And how can this unlikeliest incarnation of The Doctor save us all and still have time for a cup of tea and a jammy dodger…?
All questions answered in this thrilling conclusion to the 2-part opening storyline, ushering in the Ken Campbell era.
Episode 3 – The White Rabbit and The Black Chicken: The Doctor meets author and philosopher Robert Anton Wilson.
What is the purpose of the strange transmissions coming from Sirius? Can The Doctor thwart the plans of dog-headed alien Anubis? And what does a black chicken have to do with Luna’s mysterious origins….?

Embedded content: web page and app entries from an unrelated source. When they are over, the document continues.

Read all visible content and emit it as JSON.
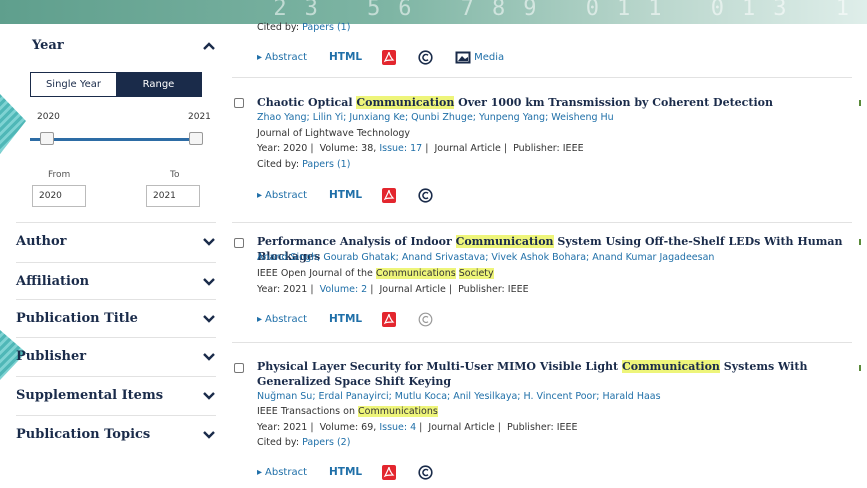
{
  "banner": {
    "digits": "23 56 789 011 013 1"
  },
  "sidebar": {
    "year": {
      "title": "Year",
      "toggle": {
        "single": "Single Year",
        "range": "Range"
      },
      "slider": {
        "min_label": "2020",
        "max_label": "2021"
      },
      "from_label": "From",
      "to_label": "To",
      "from_value": "2020",
      "to_value": "2021"
    },
    "facets": [
      {
        "label": "Author"
      },
      {
        "label": "Affiliation"
      },
      {
        "label": "Publication Title"
      },
      {
        "label": "Publisher"
      },
      {
        "label": "Supplemental Items"
      },
      {
        "label": "Publication Topics"
      }
    ]
  },
  "results": {
    "partial": {
      "cited": {
        "prefix": "Cited by:",
        "link": "Papers (1)"
      },
      "actions": {
        "abstract": "Abstract",
        "html": "HTML",
        "media": "Media"
      }
    },
    "items": [
      {
        "title_before": "Chaotic Optical ",
        "title_hl": "Communication",
        "title_after": " Over 1000 km Transmission by Coherent Detection",
        "authors": "Zhao Yang; Lilin Yi; Junxiang Ke; Qunbi Zhuge; Yunpeng Yang; Weisheng Hu",
        "journal": "Journal of Lightwave Technology",
        "meta": {
          "year": "Year: 2020",
          "volume": "Volume: 38,",
          "issue": "Issue: 17",
          "type": "Journal Article",
          "publisher": "Publisher:  IEEE"
        },
        "cited": {
          "prefix": "Cited by:",
          "link": "Papers (1)"
        },
        "actions": {
          "abstract": "Abstract",
          "html": "HTML"
        }
      },
      {
        "title_before": "Performance Analysis of Indoor ",
        "title_hl": "Communication",
        "title_after": " System Using Off-the-Shelf LEDs With Human Blockages",
        "authors": "Anand Singh; Gourab Ghatak; Anand Srivastava; Vivek Ashok Bohara; Anand Kumar Jagadeesan",
        "journal_before": "IEEE Open Journal of the ",
        "journal_hl1": "Communications",
        "journal_hl2": "Society",
        "meta": {
          "year": "Year: 2021",
          "volume": "Volume: 2",
          "type": "Journal Article",
          "publisher": "Publisher:  IEEE"
        },
        "actions": {
          "abstract": "Abstract",
          "html": "HTML"
        }
      },
      {
        "title_before": "Physical Layer Security for Multi-User MIMO Visible Light ",
        "title_hl": "Communication",
        "title_after": " Systems With Generalized Space Shift Keying",
        "authors": "Nuğman Su; Erdal Panayirci; Mutlu Koca; Anil Yesilkaya; H. Vincent Poor; Harald Haas",
        "journal_before": "IEEE Transactions on ",
        "journal_hl": "Communications",
        "meta": {
          "year": "Year: 2021",
          "volume": "Volume: 69,",
          "issue": "Issue: 4",
          "type": "Journal Article",
          "publisher": "Publisher:  IEEE"
        },
        "cited": {
          "prefix": "Cited by:",
          "link": "Papers (2)"
        },
        "actions": {
          "abstract": "Abstract",
          "html": "HTML"
        }
      }
    ]
  },
  "colors": {
    "navy": "#1a2b4a",
    "link": "#1f6fa8",
    "highlight": "#eef57a",
    "pdf": "#e3262e",
    "slider": "#2d6ca5"
  }
}
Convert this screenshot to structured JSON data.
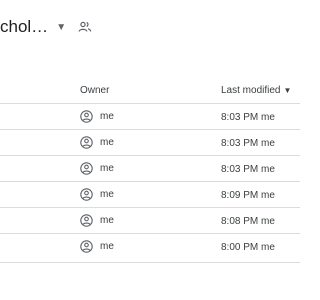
{
  "folder": {
    "title": "chol…",
    "dropdown_icon": "dropdown-triangle-icon",
    "shared_icon": "people-icon"
  },
  "table": {
    "columns": {
      "owner": "Owner",
      "last_modified": "Last modified"
    },
    "sort_icon": "arrow-down-icon",
    "rows": [
      {
        "owner": "me",
        "modified": "8:03 PM me"
      },
      {
        "owner": "me",
        "modified": "8:03 PM me"
      },
      {
        "owner": "me",
        "modified": "8:03 PM me"
      },
      {
        "owner": "me",
        "modified": "8:09 PM me"
      },
      {
        "owner": "me",
        "modified": "8:08 PM me"
      },
      {
        "owner": "me",
        "modified": "8:00 PM me"
      }
    ]
  },
  "colors": {
    "text": "#202124",
    "secondary": "#5f6368",
    "divider": "#dadce0"
  }
}
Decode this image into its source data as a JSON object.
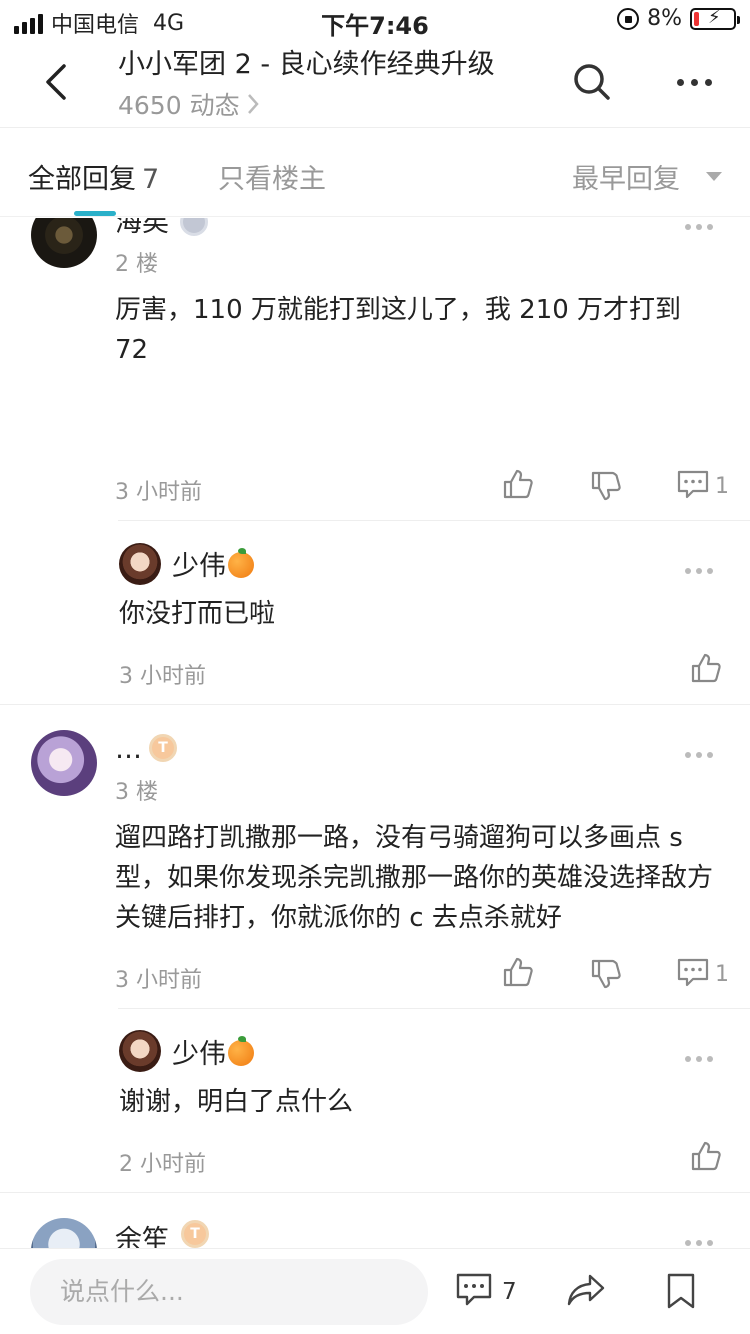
{
  "status": {
    "carrier": "中国电信",
    "network": "4G",
    "time": "下午7:46",
    "battery": "8%"
  },
  "header": {
    "title": "小小军团 2 - 良心续作经典升级",
    "subtitle": "4650 动态"
  },
  "tabs": {
    "all_label": "全部回复",
    "all_count": "7",
    "op_only": "只看楼主",
    "sort_label": "最早回复"
  },
  "comments": {
    "c1": {
      "name": "海矣",
      "floor": "2 楼",
      "text": "厉害，110 万就能打到这儿了，我 210 万才打到 72",
      "time": "3 小时前",
      "reply_count": "1",
      "reply": {
        "name": "少伟",
        "text": "你没打而已啦",
        "time": "3 小时前"
      }
    },
    "c2": {
      "name": "…",
      "floor": "3 楼",
      "text": "遛四路打凯撒那一路，没有弓骑遛狗可以多画点 s 型，如果你发现杀完凯撒那一路你的英雄没选择敌方关键后排打，你就派你的 c 去点杀就好",
      "time": "3 小时前",
      "reply_count": "1",
      "reply": {
        "name": "少伟",
        "text": "谢谢，明白了点什么",
        "time": "2 小时前"
      }
    },
    "c3": {
      "name": "余笙"
    }
  },
  "bottom": {
    "input_placeholder": "说点什么...",
    "comment_count": "7"
  },
  "colors": {
    "accent": "#2ab0c9",
    "muted": "#999999",
    "badge": "#f7c89c"
  }
}
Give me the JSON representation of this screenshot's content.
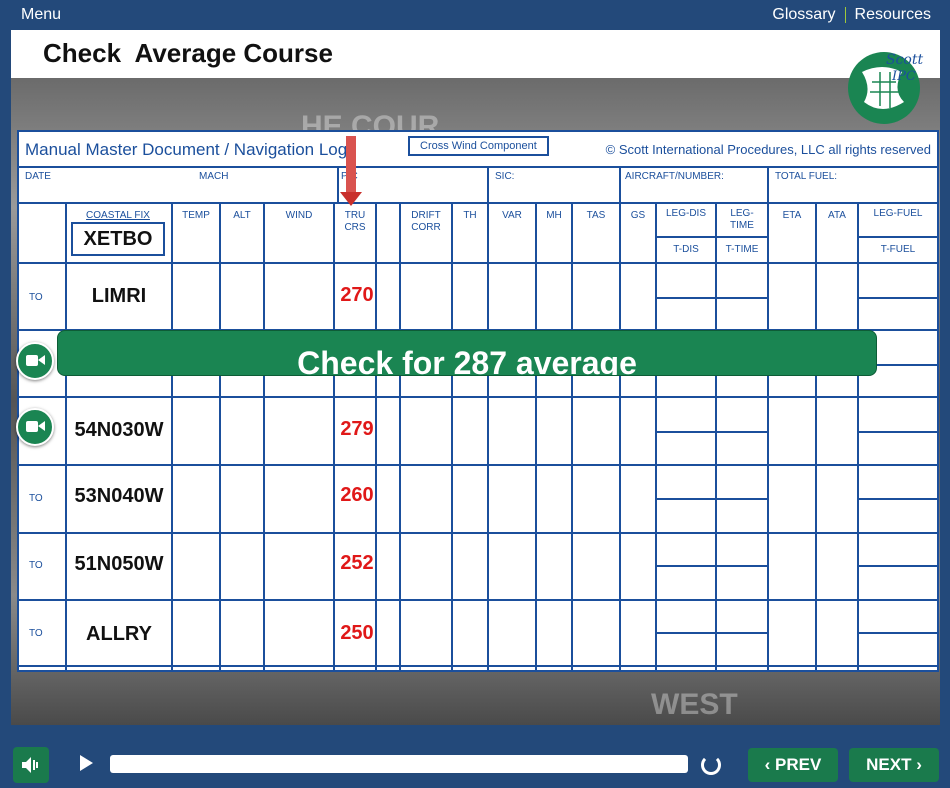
{
  "topbar": {
    "menu": "Menu",
    "glossary": "Glossary",
    "resources": "Resources"
  },
  "slide": {
    "title": "Check  Average Course"
  },
  "logo": {
    "line1": "Scott",
    "line2": "IPC"
  },
  "watermarks": {
    "top": "HE COUR",
    "bottom": "WEST"
  },
  "document": {
    "title": "Manual Master Document / Navigation Log",
    "cross_wind": "Cross Wind Component",
    "copyright": "© Scott International Procedures, LLC all rights reserved",
    "row2": {
      "date": "DATE",
      "mach": "MACH",
      "pic": "PIC",
      "sic": "SIC:",
      "aircraft": "AIRCRAFT/NUMBER:",
      "fuel": "TOTAL FUEL:"
    },
    "columns": {
      "coastal_fix": "COASTAL FIX",
      "temp": "TEMP",
      "alt": "ALT",
      "wind": "WIND",
      "tru1": "TRU",
      "tru2": "CRS",
      "drift1": "DRIFT",
      "drift2": "CORR",
      "th": "TH",
      "var": "VAR",
      "mh": "MH",
      "tas": "TAS",
      "gs": "GS",
      "legdis": "LEG-DIS",
      "tdis": "T-DIS",
      "legtime1": "LEG-",
      "legtime2": "TIME",
      "ttime": "T-TIME",
      "eta": "ETA",
      "ata": "ATA",
      "legfuel": "LEG-FUEL",
      "tfuel": "T-FUEL"
    },
    "start_fix": "XETBO",
    "rows": [
      {
        "to": "TO",
        "fix": "LIMRI",
        "crs": "270"
      },
      {
        "to": "",
        "fix": "54N030W",
        "crs": "279"
      },
      {
        "to": "TO",
        "fix": "53N040W",
        "crs": "260"
      },
      {
        "to": "TO",
        "fix": "51N050W",
        "crs": "252"
      },
      {
        "to": "TO",
        "fix": "ALLRY",
        "crs": "250"
      }
    ]
  },
  "banner": {
    "text": "Check for 287 average"
  },
  "controls": {
    "prev": "PREV",
    "next": "NEXT",
    "progress": 0
  }
}
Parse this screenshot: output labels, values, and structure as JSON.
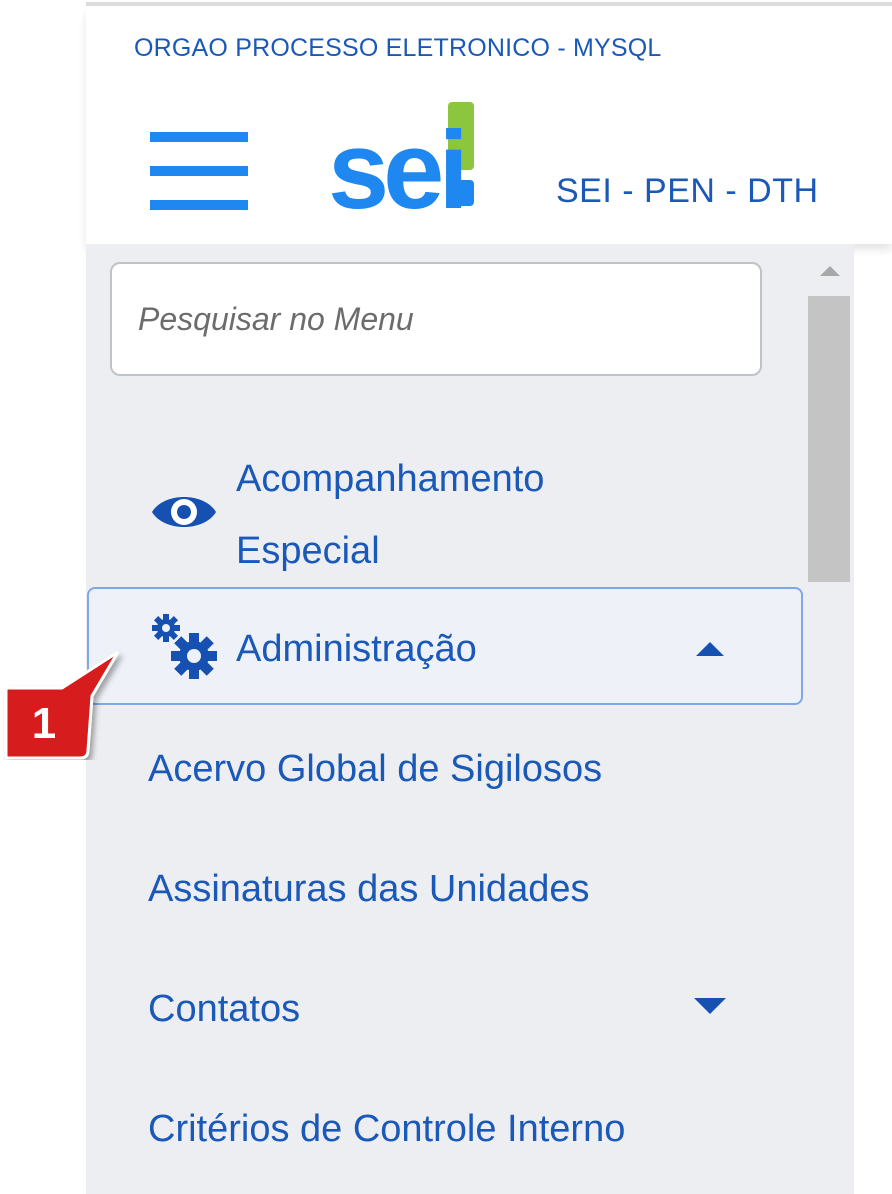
{
  "header": {
    "org_name": "ORGAO PROCESSO ELETRONICO - MYSQL",
    "system_name": "SEI - PEN - DTH",
    "logo_text": "sei!",
    "menu_icon": "hamburger-menu-icon",
    "brand_colors": {
      "blue": "#1e88f0",
      "green": "#8cc63e",
      "text": "#1a59b8"
    }
  },
  "search": {
    "placeholder": "Pesquisar no Menu",
    "value": ""
  },
  "menu": {
    "items": [
      {
        "label_line1": "Acompanhamento",
        "label_line2": "Especial",
        "icon": "eye-icon"
      },
      {
        "label": "Administração",
        "icon": "gears-icon",
        "expanded": true,
        "caret": "caret-up-icon"
      }
    ],
    "subitems": [
      {
        "label": "Acervo Global de Sigilosos"
      },
      {
        "label": "Assinaturas das Unidades"
      },
      {
        "label": "Contatos",
        "has_children": true,
        "caret": "caret-down-icon"
      },
      {
        "label": "Critérios de Controle Interno"
      }
    ],
    "selected_border_color": "#7ea8e6"
  },
  "annotation": {
    "number": "1",
    "color": "#d61a1a"
  }
}
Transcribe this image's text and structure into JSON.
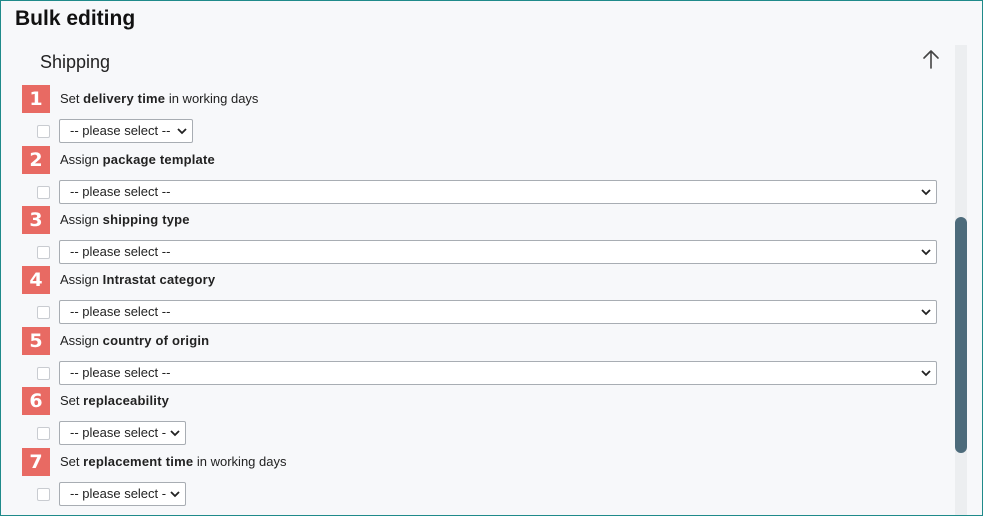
{
  "page": {
    "title": "Bulk editing"
  },
  "section": {
    "title": "Shipping"
  },
  "items": [
    {
      "num": "1",
      "pre": "Set ",
      "bold": "delivery time",
      "post": " in working days",
      "select": "-- please select --"
    },
    {
      "num": "2",
      "pre": "Assign ",
      "bold": "package template",
      "post": "",
      "select": "-- please select --"
    },
    {
      "num": "3",
      "pre": "Assign ",
      "bold": "shipping type",
      "post": "",
      "select": "-- please select --"
    },
    {
      "num": "4",
      "pre": "Assign ",
      "bold": "Intrastat category",
      "post": "",
      "select": "-- please select --"
    },
    {
      "num": "5",
      "pre": "Assign ",
      "bold": "country of origin",
      "post": "",
      "select": "-- please select --"
    },
    {
      "num": "6",
      "pre": "Set ",
      "bold": "replaceability",
      "post": "",
      "select": "-- please select -"
    },
    {
      "num": "7",
      "pre": "Set ",
      "bold": "replacement time",
      "post": " in working days",
      "select": "-- please select -"
    }
  ],
  "icons": {
    "collapse": "arrow-up-icon",
    "dropdown": "chevron-down-icon"
  },
  "colors": {
    "badge": "#e86a63",
    "scrollbar": "#4d6b7b",
    "frame": "#1f8a8a"
  }
}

Episode 4 – What Did You Do In The Great War, Dada?: It’s 1917 and World War One grinds mercilessly on. In the Cabaret Voltaire, Zurich, a word virus from the future gets out of control, an arts movement rages against the machine, and a man begins to write The Book. Guest starring Tristan Tzara and James Joyce.
Episode 5 – The School of Night: 1595. The Good Doctor Dee tasks our itinerant complement with an investigation into Raleighs’ School
Of Atheism; Solution will lead to
The Americas and discoverie
Of otherworld forces none suspected, And a conclusion revelatory.
Episode 6 – The Doctor Does Dallas: It is November 1963 and The Doctor has lost his purpose, spending days on his favourite seesaw, unaware that history is about to come crashing down all around him. New friends are made, old enemies have a fresh face, and 24 has a disco.
Where were you when you heard The Lost Doctor Does Dallas?
Episode 7 – Truce (part one): Christmas Eve, 1914, Belgium.
The Christmas Truce is derailed by the murderous Skorpiana, for her own evil ends.
The world changes.
In Airstrip One, 2021, a lone sculptor struggles to create a monument to a moment that never was.
The Doctor, Luna and 24 must face the horrors of a fascist Other England; but are they really ready for the Prime Sinister, and what’s brewing in The Foundry…? (1/2)
Episode 8 – Truce (part two): As an old foe unleashes his Nazi Dalek Youth Brigade and Omega Variant on the world, it’s up to The Doctor and a special work of art to save not just this day, but all days. Reeling from the revelations of their homeworld’s destruction, 24 lies broken. With The Guild of Temporal Assassins massing, and The Doctor squarely in their sights, can our heroes overcome this devastating raid on history? (2/2)